Like our FB page

Like our website
Tweet @bowlingball
Follow @bowlingball
Use and distribution of this article is subject to our terms and conditions
whereby bowlingball.com's information and copyright must be included.

Why Use An Asymmetric Bowling Ball



One step in developing an arsenal for competitive and challenging lane conditions is to choose an asymmetric bowling ball to add to your bag.

Building your primary bowling ball equipment around the most controllable and smooth reacting bowling balls is a very wise strategy. Adding balls which provide a strong reaction allowing you to widen your delivery path angle and trust that the ball will hook back to the pocket helps you complete your attack strategy.

Symmetric ball cores provide a stable and a consistent motion compared to more aggressive cores found in asymmetric bowling ball.

The more symmetrical a given ball is rated, the less aggressive is the hook potential rating.

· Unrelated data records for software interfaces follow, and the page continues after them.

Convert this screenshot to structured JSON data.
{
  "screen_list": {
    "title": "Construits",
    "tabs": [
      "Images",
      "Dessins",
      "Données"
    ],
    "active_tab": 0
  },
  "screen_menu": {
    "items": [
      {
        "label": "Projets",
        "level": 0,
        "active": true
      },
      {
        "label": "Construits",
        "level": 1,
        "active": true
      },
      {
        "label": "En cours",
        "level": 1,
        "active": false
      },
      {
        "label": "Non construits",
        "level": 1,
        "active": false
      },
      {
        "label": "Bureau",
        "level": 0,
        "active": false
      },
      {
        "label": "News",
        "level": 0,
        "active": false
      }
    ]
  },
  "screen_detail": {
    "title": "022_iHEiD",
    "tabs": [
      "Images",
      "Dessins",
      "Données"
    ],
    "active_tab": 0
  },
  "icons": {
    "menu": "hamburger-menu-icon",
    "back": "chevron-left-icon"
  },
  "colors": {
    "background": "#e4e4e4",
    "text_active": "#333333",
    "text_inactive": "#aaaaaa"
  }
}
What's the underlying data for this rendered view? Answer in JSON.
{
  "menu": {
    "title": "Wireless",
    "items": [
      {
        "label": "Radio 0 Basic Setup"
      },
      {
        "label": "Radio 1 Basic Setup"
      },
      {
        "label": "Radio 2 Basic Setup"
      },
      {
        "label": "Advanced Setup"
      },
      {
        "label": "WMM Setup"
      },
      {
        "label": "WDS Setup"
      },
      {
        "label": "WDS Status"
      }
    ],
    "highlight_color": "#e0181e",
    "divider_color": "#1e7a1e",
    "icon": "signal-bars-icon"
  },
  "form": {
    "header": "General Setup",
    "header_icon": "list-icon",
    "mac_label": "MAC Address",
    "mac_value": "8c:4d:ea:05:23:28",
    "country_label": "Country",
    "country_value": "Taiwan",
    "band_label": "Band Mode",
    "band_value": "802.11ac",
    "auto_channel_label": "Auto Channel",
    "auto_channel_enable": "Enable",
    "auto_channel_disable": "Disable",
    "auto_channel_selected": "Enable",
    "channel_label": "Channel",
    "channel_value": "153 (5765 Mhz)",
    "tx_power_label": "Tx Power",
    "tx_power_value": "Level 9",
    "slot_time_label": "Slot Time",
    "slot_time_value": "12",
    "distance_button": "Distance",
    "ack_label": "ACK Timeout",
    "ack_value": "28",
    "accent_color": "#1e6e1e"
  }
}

The more asymmetric a given ball is rated, the higher the total differential is developed which produces greater hook potential resulting in a strong reaction in the mid-lane than do symmetric balls with the same type of coverstock and textured the same way.

Asymmetrical drilled balls show a defined, angular motion. These balls can create more area at the break point and will respond to friction faster at the break point than will symmetrical balls.

For you science buffs, a key to ball motion is the intermediate differential which is the measure of a bowling ball’s degree of asymmetry. The larger the differential ratio, the more asymmetrical the bowling ball. Conversely, the smaller the differential ratio, the less asymmetrical the ball.

Lane conditions and your delivery style dictate which type of bowling ball most likely matches best to give you a reliable ball reaction.






If you need a ball that provides a strong ball reaction in the mid-lane and at the break point on the back end, as example, then use an asymmetric ball which will give you good skid distance and the strong back end reaction you are seeking.

A combination of factors when seeking an aggressive ball reaction, an asymmetric core shape, a strong drilling layout, and the right amount of surface texture, leads to an effective ball motion when facing competitive lane conditions.

A balance of equipment using some stable reacting bowling balls and some more aggressive reacting balls can serve you well by providing ball motion options allowing you to play the angles on the lane needed to give you the best chances to hit the pocket.

You can get carried away relying solely on asymmetric balls with a strong ball reaction because you like to see your ball hook. Be careful to not over-rely on hook but rather decide which ball type would best match to to the lane conditions you are facing.

You must be careful to do the advanced experimentation necessary so you can make the right decision in choosing a ball to use in competition and to determine when the asymmetric ball will be an advantage.